bannerHON
img
HONnews
HONnews
img PATIENT / PARTICULIER img PROFESSIONNEL DE SANTE img WEBMESTRE img
img
 
img
HONcode sites
Khresmoi - new !
HONselect
News
Conferences
Images

Themes:
A B C D E F G H I
J K L M N O P Q
R S T U V W X Y Z
Browse archive:
2017: N O S A J J M A M F J
2016: D N

 
  Other news for:
Aging
Health Care Costs
 Resources from HONselect
Today's Middle-Age Americans in Worse Health Than Prior Generations
50-somethings will face more challenges as retirement nears, study suggests

By Alan Mozes

FRIDAY, Oct. 6, 2017 (HealthDay News) -- As Americans in their 50s move toward retirement age, many are in worse overall health than their peers in prior generations, researchers warn.

"We found that younger cohorts are facing more burdensome health issues, even as they have to wait until an older age to retire, so they will have to do so in poorer health," said study author Robert Schoeni. He's an economist and demographer at the University of Michigan.

Americans born in 1960 or later must wait until age 67 to collect their full Social Security benefit. People born before that were able to collect sooner.

Schoeni and his colleagues analyzed data collected over decades by the U.S. National Institute on Aging and the U.S. Centers for Disease Control and Prevention.

They found that a higher percentage of Americans now in their 50s rated their own health as just fair or poor, compared with what older Americans said about their own health at a similar age.

Also, middle-aged Americans today say they suffer from a higher rate of memory and thinking problems, versus prior generations of 50-year-olds.

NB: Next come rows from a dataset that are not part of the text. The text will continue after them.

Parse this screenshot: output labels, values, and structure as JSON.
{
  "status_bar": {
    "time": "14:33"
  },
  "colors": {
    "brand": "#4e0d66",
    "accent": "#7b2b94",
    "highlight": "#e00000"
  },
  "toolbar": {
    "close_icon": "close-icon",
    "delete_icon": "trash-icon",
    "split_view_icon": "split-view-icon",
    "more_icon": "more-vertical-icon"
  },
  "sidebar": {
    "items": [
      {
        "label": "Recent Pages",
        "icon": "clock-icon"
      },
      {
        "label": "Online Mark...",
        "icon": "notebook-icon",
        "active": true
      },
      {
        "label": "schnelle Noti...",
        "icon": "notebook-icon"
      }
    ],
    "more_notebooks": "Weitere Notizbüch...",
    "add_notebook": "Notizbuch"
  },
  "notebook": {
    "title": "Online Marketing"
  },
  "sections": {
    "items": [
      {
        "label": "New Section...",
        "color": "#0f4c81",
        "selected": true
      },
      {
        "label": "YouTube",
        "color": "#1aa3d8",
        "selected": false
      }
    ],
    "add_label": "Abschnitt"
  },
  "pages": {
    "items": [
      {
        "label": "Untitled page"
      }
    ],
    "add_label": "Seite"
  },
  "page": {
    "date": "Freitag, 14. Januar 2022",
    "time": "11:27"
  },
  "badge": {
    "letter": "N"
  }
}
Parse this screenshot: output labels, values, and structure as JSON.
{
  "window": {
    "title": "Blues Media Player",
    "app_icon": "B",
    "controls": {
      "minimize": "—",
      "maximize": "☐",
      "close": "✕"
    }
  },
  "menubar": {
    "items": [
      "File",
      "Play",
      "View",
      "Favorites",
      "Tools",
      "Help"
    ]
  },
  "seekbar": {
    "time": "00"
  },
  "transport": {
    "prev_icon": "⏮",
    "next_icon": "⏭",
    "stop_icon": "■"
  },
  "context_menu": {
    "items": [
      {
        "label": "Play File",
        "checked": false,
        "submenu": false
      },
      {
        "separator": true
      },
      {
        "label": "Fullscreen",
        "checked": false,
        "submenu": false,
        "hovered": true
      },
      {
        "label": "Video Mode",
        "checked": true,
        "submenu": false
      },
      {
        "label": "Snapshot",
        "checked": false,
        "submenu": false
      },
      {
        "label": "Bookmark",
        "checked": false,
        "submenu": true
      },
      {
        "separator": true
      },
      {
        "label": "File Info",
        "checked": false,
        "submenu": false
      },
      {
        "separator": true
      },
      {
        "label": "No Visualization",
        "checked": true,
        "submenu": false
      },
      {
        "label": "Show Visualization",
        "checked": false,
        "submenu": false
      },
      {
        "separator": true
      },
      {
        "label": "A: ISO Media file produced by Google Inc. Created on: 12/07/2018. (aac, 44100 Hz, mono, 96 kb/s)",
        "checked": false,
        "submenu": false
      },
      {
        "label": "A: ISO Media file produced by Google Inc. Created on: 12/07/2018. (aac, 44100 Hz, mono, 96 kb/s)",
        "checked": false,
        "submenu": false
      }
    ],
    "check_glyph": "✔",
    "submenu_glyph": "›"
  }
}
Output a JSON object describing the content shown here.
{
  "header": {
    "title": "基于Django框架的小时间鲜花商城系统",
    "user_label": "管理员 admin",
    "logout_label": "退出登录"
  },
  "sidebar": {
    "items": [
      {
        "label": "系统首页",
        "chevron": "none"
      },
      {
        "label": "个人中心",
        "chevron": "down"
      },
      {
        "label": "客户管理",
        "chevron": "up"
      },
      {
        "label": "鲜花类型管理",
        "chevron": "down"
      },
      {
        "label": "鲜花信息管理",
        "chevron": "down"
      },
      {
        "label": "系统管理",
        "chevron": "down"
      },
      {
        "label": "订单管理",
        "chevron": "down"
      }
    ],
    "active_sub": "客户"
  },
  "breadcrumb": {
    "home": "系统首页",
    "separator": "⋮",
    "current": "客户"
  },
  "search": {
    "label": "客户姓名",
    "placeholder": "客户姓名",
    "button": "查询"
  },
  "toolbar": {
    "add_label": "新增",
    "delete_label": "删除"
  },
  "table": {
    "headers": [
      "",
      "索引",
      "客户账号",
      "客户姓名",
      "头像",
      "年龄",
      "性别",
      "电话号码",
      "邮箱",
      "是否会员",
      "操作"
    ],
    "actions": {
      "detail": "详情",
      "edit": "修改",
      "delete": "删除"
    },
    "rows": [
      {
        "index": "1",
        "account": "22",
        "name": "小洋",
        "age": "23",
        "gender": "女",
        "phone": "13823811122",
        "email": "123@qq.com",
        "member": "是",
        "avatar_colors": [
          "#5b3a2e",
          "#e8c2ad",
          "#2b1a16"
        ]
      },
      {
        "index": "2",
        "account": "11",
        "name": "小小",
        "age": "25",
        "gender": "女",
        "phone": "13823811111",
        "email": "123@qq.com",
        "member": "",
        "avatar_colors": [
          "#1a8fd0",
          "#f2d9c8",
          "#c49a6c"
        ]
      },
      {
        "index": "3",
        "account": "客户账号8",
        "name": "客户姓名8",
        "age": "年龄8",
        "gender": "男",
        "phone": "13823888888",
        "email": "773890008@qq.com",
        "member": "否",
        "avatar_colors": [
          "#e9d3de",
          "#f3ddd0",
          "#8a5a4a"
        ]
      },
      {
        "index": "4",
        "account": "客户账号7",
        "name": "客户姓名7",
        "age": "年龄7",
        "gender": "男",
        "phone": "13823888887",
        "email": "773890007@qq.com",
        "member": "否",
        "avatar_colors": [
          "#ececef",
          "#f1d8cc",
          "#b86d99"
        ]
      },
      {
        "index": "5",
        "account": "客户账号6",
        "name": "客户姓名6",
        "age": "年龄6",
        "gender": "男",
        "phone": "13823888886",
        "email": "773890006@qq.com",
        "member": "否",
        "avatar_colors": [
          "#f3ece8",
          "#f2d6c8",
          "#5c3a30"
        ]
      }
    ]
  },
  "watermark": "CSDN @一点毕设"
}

Moreover, a higher proportion of the later-born groups was limited in the ability to perform a basic daily living task, such as shopping for groceries, taking medications or getting out of bed.

However, physical function (the ability to climb stairs without resting, lifting 10 pounds, etc.) did not appear to differ significantly across generations.

The researchers said the findings may have implications if legislators consider whether or not to shift the official age of full Social Security retirement to a later starting point.

The report appears in the October issue of the journal Health Affairs.

More information

For tips on healthy living in middle age and beyond, see the U.S. National Institute on Aging.

SOURCES: Health Affairs, news release, Oct. 2, 2017

Copyright © 2017 HealthDay. All rights reserved. URL:http://consumer.healthday.com/Article.asp?AID=727117

Resources from HONselect: HONselect is the HON's medical search engine. It retrieves scientific articles, images, conferences and web sites on the selected subject.
Family Characteristics
Research Personnel
Aptitude
Thinking
The list of medical terms above are retrieved automatically from the article.

Disclaimer: The text presented on this page is not a substitute for professional medical advice. It is for your information only and may not represent your true individual medical situation. Do not hesitate to consult your healthcare provider if you have any questions or concerns. Do not use this information to diagnose or treat a health problem or disease without consulting a qualified healthcare professional.
Be advised that HealthDay articles are derived from various sources and may not reflect your own country regulations. The Health On the Net Foundation does not endorse opinions, products, or services that may appear in HealthDay articles.


Home img About us img MediaCorner img HON newsletter img Site map img Ethical policies img Contact